[Problem description] Every record listed below should be copied exactly.

[Records shown]
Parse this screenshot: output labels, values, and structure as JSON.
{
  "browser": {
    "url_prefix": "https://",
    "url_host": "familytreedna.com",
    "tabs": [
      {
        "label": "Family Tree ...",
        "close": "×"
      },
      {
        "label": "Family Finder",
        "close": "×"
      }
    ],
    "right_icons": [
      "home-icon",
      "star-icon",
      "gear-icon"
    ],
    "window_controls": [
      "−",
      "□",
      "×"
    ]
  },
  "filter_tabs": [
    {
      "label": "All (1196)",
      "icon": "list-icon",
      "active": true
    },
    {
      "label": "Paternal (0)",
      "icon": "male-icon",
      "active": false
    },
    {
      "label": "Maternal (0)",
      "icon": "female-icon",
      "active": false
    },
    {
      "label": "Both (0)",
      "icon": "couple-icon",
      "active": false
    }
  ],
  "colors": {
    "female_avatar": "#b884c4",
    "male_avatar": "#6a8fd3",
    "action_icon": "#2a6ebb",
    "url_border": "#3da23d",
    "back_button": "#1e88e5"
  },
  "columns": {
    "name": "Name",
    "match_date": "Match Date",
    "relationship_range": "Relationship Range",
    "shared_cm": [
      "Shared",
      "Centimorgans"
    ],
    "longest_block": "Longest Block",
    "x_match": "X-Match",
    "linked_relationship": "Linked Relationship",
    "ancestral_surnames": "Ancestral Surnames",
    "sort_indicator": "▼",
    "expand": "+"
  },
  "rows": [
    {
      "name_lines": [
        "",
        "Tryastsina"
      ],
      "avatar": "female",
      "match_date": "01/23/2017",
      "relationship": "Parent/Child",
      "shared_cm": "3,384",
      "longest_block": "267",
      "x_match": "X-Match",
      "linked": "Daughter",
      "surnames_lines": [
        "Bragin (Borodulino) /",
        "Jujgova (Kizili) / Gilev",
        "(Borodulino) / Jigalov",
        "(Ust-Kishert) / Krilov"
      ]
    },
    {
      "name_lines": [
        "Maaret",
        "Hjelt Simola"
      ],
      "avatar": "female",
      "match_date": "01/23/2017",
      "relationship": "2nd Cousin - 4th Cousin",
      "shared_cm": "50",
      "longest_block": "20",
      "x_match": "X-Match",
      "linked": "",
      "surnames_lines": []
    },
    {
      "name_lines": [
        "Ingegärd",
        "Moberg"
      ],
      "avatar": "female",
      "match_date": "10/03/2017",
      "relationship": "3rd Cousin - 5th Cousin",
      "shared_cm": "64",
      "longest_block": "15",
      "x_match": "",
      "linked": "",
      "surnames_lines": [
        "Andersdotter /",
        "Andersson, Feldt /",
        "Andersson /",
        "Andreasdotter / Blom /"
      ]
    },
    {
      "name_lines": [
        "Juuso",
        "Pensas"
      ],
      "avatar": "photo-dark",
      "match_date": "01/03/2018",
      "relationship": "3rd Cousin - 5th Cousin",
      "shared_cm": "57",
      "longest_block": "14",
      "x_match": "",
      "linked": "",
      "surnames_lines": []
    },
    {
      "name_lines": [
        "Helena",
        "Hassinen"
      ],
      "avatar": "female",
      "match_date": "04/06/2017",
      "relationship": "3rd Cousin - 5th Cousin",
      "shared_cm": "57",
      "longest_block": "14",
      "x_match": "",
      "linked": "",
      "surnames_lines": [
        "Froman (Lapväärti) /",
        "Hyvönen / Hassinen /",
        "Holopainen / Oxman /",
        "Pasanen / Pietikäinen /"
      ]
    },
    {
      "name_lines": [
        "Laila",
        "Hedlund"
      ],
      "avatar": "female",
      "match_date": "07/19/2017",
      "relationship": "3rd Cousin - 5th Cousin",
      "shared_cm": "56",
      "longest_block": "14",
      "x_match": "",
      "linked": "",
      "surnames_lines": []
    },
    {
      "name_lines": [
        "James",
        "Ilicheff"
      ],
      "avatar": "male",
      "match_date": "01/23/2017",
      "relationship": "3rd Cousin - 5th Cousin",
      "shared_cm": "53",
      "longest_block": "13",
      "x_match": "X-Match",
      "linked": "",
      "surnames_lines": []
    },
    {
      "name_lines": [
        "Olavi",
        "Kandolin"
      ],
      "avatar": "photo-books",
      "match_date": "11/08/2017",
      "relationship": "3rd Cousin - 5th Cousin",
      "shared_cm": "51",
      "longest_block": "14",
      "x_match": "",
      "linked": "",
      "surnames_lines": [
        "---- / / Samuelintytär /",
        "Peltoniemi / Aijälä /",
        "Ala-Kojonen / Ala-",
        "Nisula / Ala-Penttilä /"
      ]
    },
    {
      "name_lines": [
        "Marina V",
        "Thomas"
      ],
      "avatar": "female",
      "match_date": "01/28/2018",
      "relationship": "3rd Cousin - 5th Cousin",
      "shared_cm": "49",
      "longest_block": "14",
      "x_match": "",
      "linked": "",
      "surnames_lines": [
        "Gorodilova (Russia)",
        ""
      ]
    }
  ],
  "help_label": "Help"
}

[Solution below]
Parse this screenshot: output labels, values, and structure as JSON.
{
  "browser": {
    "url_prefix": "https://",
    "url_host": "familytreedna.com",
    "tabs": [
      {
        "label": "Family Tree ...",
        "close": "×"
      },
      {
        "label": "Family Finder",
        "close": "×"
      }
    ],
    "right_icons": [
      "home-icon",
      "star-icon",
      "gear-icon"
    ],
    "window_controls": [
      "−",
      "□",
      "×"
    ]
  },
  "filter_tabs": [
    {
      "label": "All (1196)",
      "icon": "list-icon",
      "active": true
    },
    {
      "label": "Paternal (0)",
      "icon": "male-icon",
      "active": false
    },
    {
      "label": "Maternal (0)",
      "icon": "female-icon",
      "active": false
    },
    {
      "label": "Both (0)",
      "icon": "couple-icon",
      "active": false
    }
  ],
  "colors": {
    "female_avatar": "#b884c4",
    "male_avatar": "#6a8fd3",
    "action_icon": "#2a6ebb",
    "url_border": "#3da23d",
    "back_button": "#1e88e5"
  },
  "columns": {
    "name": "Name",
    "match_date": "Match Date",
    "relationship_range": "Relationship Range",
    "shared_cm": [
      "Shared",
      "Centimorgans"
    ],
    "longest_block": "Longest Block",
    "x_match": "X-Match",
    "linked_relationship": "Linked Relationship",
    "ancestral_surnames": "Ancestral Surnames",
    "sort_indicator": "▼",
    "expand": "+"
  },
  "rows": [
    {
      "name_lines": [
        "",
        "Tryastsina"
      ],
      "avatar": "female",
      "match_date": "01/23/2017",
      "relationship": "Parent/Child",
      "shared_cm": "3,384",
      "longest_block": "267",
      "x_match": "X-Match",
      "linked": "Daughter",
      "surnames_lines": [
        "Bragin (Borodulino) /",
        "Jujgova (Kizili) / Gilev",
        "(Borodulino) / Jigalov",
        "(Ust-Kishert) / Krilov"
      ]
    },
    {
      "name_lines": [
        "Maaret",
        "Hjelt Simola"
      ],
      "avatar": "female",
      "match_date": "01/23/2017",
      "relationship": "2nd Cousin - 4th Cousin",
      "shared_cm": "50",
      "longest_block": "20",
      "x_match": "X-Match",
      "linked": "",
      "surnames_lines": []
    },
    {
      "name_lines": [
        "Ingegärd",
        "Moberg"
      ],
      "avatar": "female",
      "match_date": "10/03/2017",
      "relationship": "3rd Cousin - 5th Cousin",
      "shared_cm": "64",
      "longest_block": "15",
      "x_match": "",
      "linked": "",
      "surnames_lines": [
        "Andersdotter /",
        "Andersson, Feldt /",
        "Andersson /",
        "Andreasdotter / Blom /"
      ]
    },
    {
      "name_lines": [
        "Juuso",
        "Pensas"
      ],
      "avatar": "photo-dark",
      "match_date": "01/03/2018",
      "relationship": "3rd Cousin - 5th Cousin",
      "shared_cm": "57",
      "longest_block": "14",
      "x_match": "",
      "linked": "",
      "surnames_lines": []
    },
    {
      "name_lines": [
        "Helena",
        "Hassinen"
      ],
      "avatar": "female",
      "match_date": "04/06/2017",
      "relationship": "3rd Cousin - 5th Cousin",
      "shared_cm": "57",
      "longest_block": "14",
      "x_match": "",
      "linked": "",
      "surnames_lines": [
        "Froman (Lapväärti) /",
        "Hyvönen / Hassinen /",
        "Holopainen / Oxman /",
        "Pasanen / Pietikäinen /"
      ]
    },
    {
      "name_lines": [
        "Laila",
        "Hedlund"
      ],
      "avatar": "female",
      "match_date": "07/19/2017",
      "relationship": "3rd Cousin - 5th Cousin",
      "shared_cm": "56",
      "longest_block": "14",
      "x_match": "",
      "linked": "",
      "surnames_lines": []
    },
    {
      "name_lines": [
        "James",
        "Ilicheff"
      ],
      "avatar": "male",
      "match_date": "01/23/2017",
      "relationship": "3rd Cousin - 5th Cousin",
      "shared_cm": "53",
      "longest_block": "13",
      "x_match": "X-Match",
      "linked": "",
      "surnames_lines": []
    },
    {
      "name_lines": [
        "Olavi",
        "Kandolin"
      ],
      "avatar": "photo-books",
      "match_date": "11/08/2017",
      "relationship": "3rd Cousin - 5th Cousin",
      "shared_cm": "51",
      "longest_block": "14",
      "x_match": "",
      "linked": "",
      "surnames_lines": [
        "---- / / Samuelintytär /",
        "Peltoniemi / Aijälä /",
        "Ala-Kojonen / Ala-",
        "Nisula / Ala-Penttilä /"
      ]
    },
    {
      "name_lines": [
        "Marina V",
        "Thomas"
      ],
      "avatar": "female",
      "match_date": "01/28/2018",
      "relationship": "3rd Cousin - 5th Cousin",
      "shared_cm": "49",
      "longest_block": "14",
      "x_match": "",
      "linked": "",
      "surnames_lines": [
        "Gorodilova (Russia)",
        ""
      ]
    }
  ],
  "help_label": "Help"
}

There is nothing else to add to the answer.